Nirvana – ‘Jesus Wants Me For A Sun Beam’ (Originally by The Vaselines)

Nirvana’s final album, and best in my opinion, In Utero, is twenty years old this September and is set for a deluxe rerelease, so it seems fitting to put in a cover from their MTV Unplugged show performed two months later. I fell out of love with Nirvana for a long time, but digging out the Unplugged album a couple of years ago reminded me how accomplished their songwriting and melodies were, really indebted to the Beatles as much as punk and alternative rock influences. In the midst of the media shit storm that surrounded Nirvana for the three years after Nevermind broke, it’s really lovely to see them revelling in some of their favourite songs at this performance. The tip of the cap to The Vaselines here is a beautiful moment, where the band all appear to be comfortable and content. From this performance you could be forgiven for imagining at the time of Nirvana’s end that Dave Grohl would go on to start a solo career as a one man band (he simultaneously sings, plays bass and hi-hat on this track), but it would seem he formed Foo Fighters instead. Ah well, I guess we shall never know now what could have been….

Bhi Bhiman – ‘Walk of Life’ (Originally by Dire Straits)

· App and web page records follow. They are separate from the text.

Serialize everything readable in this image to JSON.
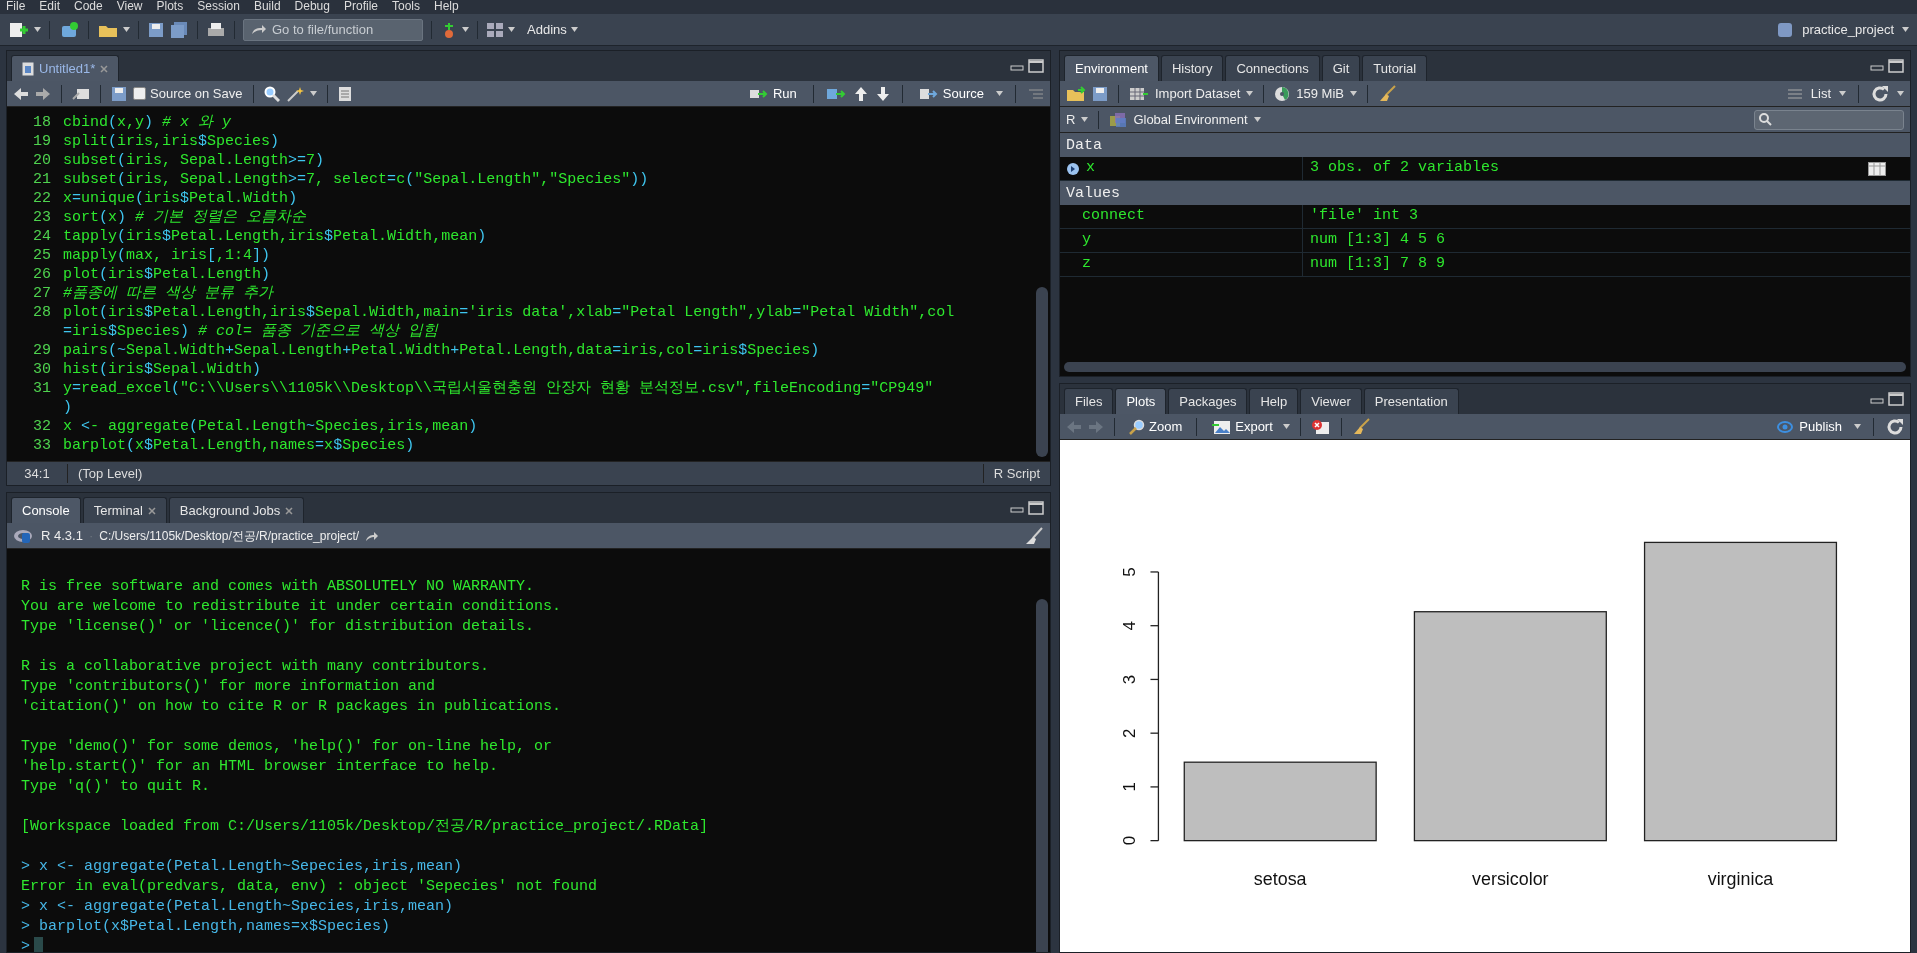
{
  "menu": [
    "File",
    "Edit",
    "Code",
    "View",
    "Plots",
    "Session",
    "Build",
    "Debug",
    "Profile",
    "Tools",
    "Help"
  ],
  "toolbar": {
    "goto_placeholder": "Go to file/function",
    "addins": "Addins",
    "project": "practice_project"
  },
  "editor": {
    "tabs": [
      {
        "label": "Untitled1*",
        "selected": true,
        "closable": true
      }
    ],
    "source_on_save": {
      "label": "Source on Save",
      "checked": false
    },
    "run": "Run",
    "source": "Source",
    "lines": [
      {
        "number": "18",
        "text": "cbind(x,y) # x 와 y"
      },
      {
        "number": "19",
        "text": "split(iris,iris$Species)"
      },
      {
        "number": "20",
        "text": "subset(iris, Sepal.Length>=7)"
      },
      {
        "number": "21",
        "text": "subset(iris, Sepal.Length>=7, select=c(\"Sepal.Length\",\"Species\"))"
      },
      {
        "number": "22",
        "text": "x=unique(iris$Petal.Width)"
      },
      {
        "number": "23",
        "text": "sort(x) # 기본 정렬은 오름차순"
      },
      {
        "number": "24",
        "text": "tapply(iris$Petal.Length,iris$Petal.Width,mean)"
      },
      {
        "number": "25",
        "text": "mapply(max, iris[,1:4])"
      },
      {
        "number": "26",
        "text": "plot(iris$Petal.Length)"
      },
      {
        "number": "27",
        "text": "#품종에 따른 색상 분류 추가"
      },
      {
        "number": "28",
        "text": "plot(iris$Petal.Length,iris$Sepal.Width,main='iris data',xlab=\"Petal Length\",ylab=\"Petal Width\",col",
        "continuation": "=iris$Species) # col= 품종 기준으로 색상 입힘"
      },
      {
        "number": "29",
        "text": "pairs(~Sepal.Width+Sepal.Length+Petal.Width+Petal.Length,data=iris,col=iris$Species)"
      },
      {
        "number": "30",
        "text": "hist(iris$Sepal.Width)"
      },
      {
        "number": "31",
        "text": "y=read_excel(\"C:\\\\Users\\\\1105k\\\\Desktop\\\\국립서울현충원 안장자 현황 분석정보.csv\",fileEncoding=\"CP949\"",
        "continuation": ")"
      },
      {
        "number": "32",
        "text": "x <- aggregate(Petal.Length~Species,iris,mean)"
      },
      {
        "number": "33",
        "text": "barplot(x$Petal.Length,names=x$Species)"
      }
    ],
    "status": {
      "position": "34:1",
      "scope": "(Top Level)",
      "file_type": "R Script"
    }
  },
  "console": {
    "tabs": [
      {
        "label": "Console",
        "selected": true,
        "closable": false
      },
      {
        "label": "Terminal",
        "selected": false,
        "closable": true
      },
      {
        "label": "Background Jobs",
        "selected": false,
        "closable": true
      }
    ],
    "version": "R 4.3.1",
    "separator": "·",
    "path": "C:/Users/1105k/Desktop/전공/R/practice_project/",
    "lines": [
      {
        "kind": "output",
        "text": "R is free software and comes with ABSOLUTELY NO WARRANTY."
      },
      {
        "kind": "output",
        "text": "You are welcome to redistribute it under certain conditions."
      },
      {
        "kind": "output",
        "text": "Type 'license()' or 'licence()' for distribution details."
      },
      {
        "kind": "blank"
      },
      {
        "kind": "output",
        "text": "R is a collaborative project with many contributors."
      },
      {
        "kind": "output",
        "text": "Type 'contributors()' for more information and"
      },
      {
        "kind": "output",
        "text": "'citation()' on how to cite R or R packages in publications."
      },
      {
        "kind": "blank"
      },
      {
        "kind": "output",
        "text": "Type 'demo()' for some demos, 'help()' for on-line help, or"
      },
      {
        "kind": "output",
        "text": "'help.start()' for an HTML browser interface to help."
      },
      {
        "kind": "output",
        "text": "Type 'q()' to quit R."
      },
      {
        "kind": "blank"
      },
      {
        "kind": "output",
        "text": "[Workspace loaded from C:/Users/1105k/Desktop/전공/R/practice_project/.RData]"
      },
      {
        "kind": "blank"
      },
      {
        "kind": "input",
        "text": "> x <- aggregate(Petal.Length~Sepecies,iris,mean)"
      },
      {
        "kind": "output",
        "text": "Error in eval(predvars, data, env) : object 'Sepecies' not found"
      },
      {
        "kind": "input",
        "text": "> x <- aggregate(Petal.Length~Species,iris,mean)"
      },
      {
        "kind": "input",
        "text": "> barplot(x$Petal.Length,names=x$Species)"
      },
      {
        "kind": "prompt",
        "text": ">"
      }
    ]
  },
  "environment": {
    "tabs": [
      {
        "label": "Environment",
        "selected": true
      },
      {
        "label": "History",
        "selected": false
      },
      {
        "label": "Connections",
        "selected": false
      },
      {
        "label": "Git",
        "selected": false
      },
      {
        "label": "Tutorial",
        "selected": false
      }
    ],
    "import_dataset": "Import Dataset",
    "memory": "159 MiB",
    "view_mode": "List",
    "language": "R",
    "scope": "Global Environment",
    "sections": [
      {
        "title": "Data",
        "rows": [
          {
            "kind": "data",
            "name": "x",
            "value": "3 obs. of 2 variables"
          }
        ]
      },
      {
        "title": "Values",
        "rows": [
          {
            "kind": "value",
            "name": "connect",
            "value": "'file' int 3"
          },
          {
            "kind": "value",
            "name": "y",
            "value": "num [1:3] 4 5 6"
          },
          {
            "kind": "value",
            "name": "z",
            "value": "num [1:3] 7 8 9"
          }
        ]
      }
    ]
  },
  "plots": {
    "tabs": [
      {
        "label": "Files",
        "selected": false
      },
      {
        "label": "Plots",
        "selected": true
      },
      {
        "label": "Packages",
        "selected": false
      },
      {
        "label": "Help",
        "selected": false
      },
      {
        "label": "Viewer",
        "selected": false
      },
      {
        "label": "Presentation",
        "selected": false
      }
    ],
    "zoom": "Zoom",
    "export": "Export",
    "publish": "Publish",
    "chart_data": {
      "type": "bar",
      "categories": [
        "setosa",
        "versicolor",
        "virginica"
      ],
      "values": [
        1.46,
        4.26,
        5.55
      ],
      "ylim": [
        0,
        5.55
      ],
      "yticks": [
        0,
        1,
        2,
        3,
        4,
        5
      ]
    }
  }
}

As promised last week, here is a track from Bhi Bhiman’s fantastic covers EP, Substitute Preacher.  In truth, all of the songs on Substitute Preacher are remarkably reimagined (check out ‘Highway to Hell’), holding the same quality as the covers on Johnny Cash’s American Recordings where you cease to have the original version in mind. However, I had to choose just one so I’ve gone with his take on Dire Straits’s ‘Walk of Life’. Never really a Dire Straits favourite of mine, but when I saw Bhiman perform it at the Paradiso in Amsterdam, complete with audience whistling and shouts of ‘Ooh yeah, the boy can play’, I was really taken with it. Bhiman says ‘I knew the song since being a kid, and I’ve always thought of it as Mark Knopfler’s nod to Chuck Berry’s “Johnny B. Goode”. The song really rings true with me because, in a way, its my story too.’ The song is also perfectly complemented by the Buster Keaton compilation video that accompanies it: